The Tigers got the first two on base in the bottom of the fifth, with Christin Stewart drawing a walk and Romine singling him to third. Victor Reyes poked a single to left to score Stewart, chasing Houser and bringing on Brent Suter (no, not the hockey player). Jeimer Candelario singled to bring in Romine and Reyes, making it 4-0 for Detroit; Castro then dribbled an infield single to load the bases. Jorge Bonifacio singled, scoring Cabrera and Candelario to make it 6-0.

Meanwhile, Turnbull had one of his best starts of the season:

That’s exactly the kind of solid start the Tigers need out of Turnbull if they have any hope of squeezing into the playoffs. It was pretty comparable to his August 25 start against the White Sox (5 2/3 innings, three hits, no runs, three walks, five whiffs).

Gregory Soto came on for the seventh, and the first two batters hit singles. I admit, I was wondering which Soto was on the mound tonight for a minute. He then struck out Daniel Vogelbach and Avisail Garcia on nasty sliders, and Orlando Arcia on a 98-mph sinker in the dirt, and I got my answer.

In the seventh, Cabrera led off with a walk and Candelario blasted a no-doubter to right to to make it 8-0, and the rout was on.

Buck Farmer’s eighth inning featured two pop-outs and a flyout. Jose Cisnero gave up some bloops and flares in the ninth and was just “getting a little work in,” as they say, but ultimately was charged with three runs and left with two outs.

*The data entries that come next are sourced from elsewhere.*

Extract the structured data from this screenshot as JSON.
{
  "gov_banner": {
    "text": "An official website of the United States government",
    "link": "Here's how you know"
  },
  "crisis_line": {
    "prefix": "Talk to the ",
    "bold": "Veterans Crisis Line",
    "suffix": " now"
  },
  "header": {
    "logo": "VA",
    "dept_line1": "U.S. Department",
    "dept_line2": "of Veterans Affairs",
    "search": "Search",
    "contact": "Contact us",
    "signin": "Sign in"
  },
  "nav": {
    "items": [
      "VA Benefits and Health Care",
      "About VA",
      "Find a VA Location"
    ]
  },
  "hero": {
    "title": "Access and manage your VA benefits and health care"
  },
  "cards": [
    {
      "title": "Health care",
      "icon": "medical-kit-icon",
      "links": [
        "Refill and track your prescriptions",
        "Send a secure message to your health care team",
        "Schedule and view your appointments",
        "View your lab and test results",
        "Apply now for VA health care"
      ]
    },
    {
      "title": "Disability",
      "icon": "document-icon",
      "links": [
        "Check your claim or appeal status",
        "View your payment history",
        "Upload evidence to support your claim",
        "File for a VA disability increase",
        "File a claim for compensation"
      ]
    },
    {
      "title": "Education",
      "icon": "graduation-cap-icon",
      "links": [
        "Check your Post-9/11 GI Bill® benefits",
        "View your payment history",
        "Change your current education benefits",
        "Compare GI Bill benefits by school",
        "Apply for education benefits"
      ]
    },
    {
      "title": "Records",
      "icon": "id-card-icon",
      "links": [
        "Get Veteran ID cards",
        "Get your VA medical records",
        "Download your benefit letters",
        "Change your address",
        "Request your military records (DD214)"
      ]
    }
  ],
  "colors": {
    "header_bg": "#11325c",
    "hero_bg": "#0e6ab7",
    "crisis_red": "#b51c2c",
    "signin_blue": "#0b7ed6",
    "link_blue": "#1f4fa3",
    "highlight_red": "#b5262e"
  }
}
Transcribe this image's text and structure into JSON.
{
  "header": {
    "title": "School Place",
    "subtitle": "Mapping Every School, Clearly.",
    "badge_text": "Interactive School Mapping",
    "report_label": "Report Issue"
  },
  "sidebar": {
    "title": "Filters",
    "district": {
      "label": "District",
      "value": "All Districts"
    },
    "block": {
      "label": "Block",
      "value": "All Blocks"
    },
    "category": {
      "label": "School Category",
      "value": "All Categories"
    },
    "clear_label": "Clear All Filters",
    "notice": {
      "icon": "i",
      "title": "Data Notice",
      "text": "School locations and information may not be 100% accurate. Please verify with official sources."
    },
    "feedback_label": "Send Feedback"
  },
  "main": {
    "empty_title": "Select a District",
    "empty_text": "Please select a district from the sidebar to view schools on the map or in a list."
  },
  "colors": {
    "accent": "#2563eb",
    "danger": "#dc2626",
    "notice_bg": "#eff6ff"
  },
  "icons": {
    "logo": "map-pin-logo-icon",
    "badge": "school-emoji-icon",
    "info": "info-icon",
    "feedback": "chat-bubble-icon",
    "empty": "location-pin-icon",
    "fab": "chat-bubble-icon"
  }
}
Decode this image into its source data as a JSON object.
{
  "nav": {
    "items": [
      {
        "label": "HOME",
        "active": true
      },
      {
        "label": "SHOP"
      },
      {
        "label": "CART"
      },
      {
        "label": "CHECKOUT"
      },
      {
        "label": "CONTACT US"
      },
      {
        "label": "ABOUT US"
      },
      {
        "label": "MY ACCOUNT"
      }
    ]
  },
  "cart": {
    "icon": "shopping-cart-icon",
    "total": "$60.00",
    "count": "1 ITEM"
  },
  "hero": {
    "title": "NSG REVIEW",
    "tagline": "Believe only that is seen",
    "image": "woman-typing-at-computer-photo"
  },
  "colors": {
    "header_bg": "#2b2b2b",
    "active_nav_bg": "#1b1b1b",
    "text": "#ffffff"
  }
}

Bryan Garcia came on to walk the bases loaded, but got a foul pop-up to third to end the game with the tying run on deck.

The Word You’re Looking For is ‘Schadenfreude

With their loss to Toronto tonight, the New York Yankees have lost five in a row and 15 of their last 20 games, and dropped to 21-21 on the season. The Tigers are not just one game back, and a half game back of the Baltimore Orioles who also won on Tuesday night.

Tonight’s Umpire-Highlights of the Night

Two called strikes: left, to Cabrera; right, to Castro. I’ll just leave this here.

Miscellaneous Mentions

  • Of the first 100 left-handed batters Spencer Turnbull faced this year, he walked 17 of them. Not great, Bob!
  • Before his flyout in the fourth, Christian Yelich had walked in his previous five plate appearances against Tiger pitching.
  • Miguel Cabrera’s first name is actually Jose.
  • Happy birthday to musician Aimee Mann. I can definitely recommend listening to her side project with Ted Leo, called The Both.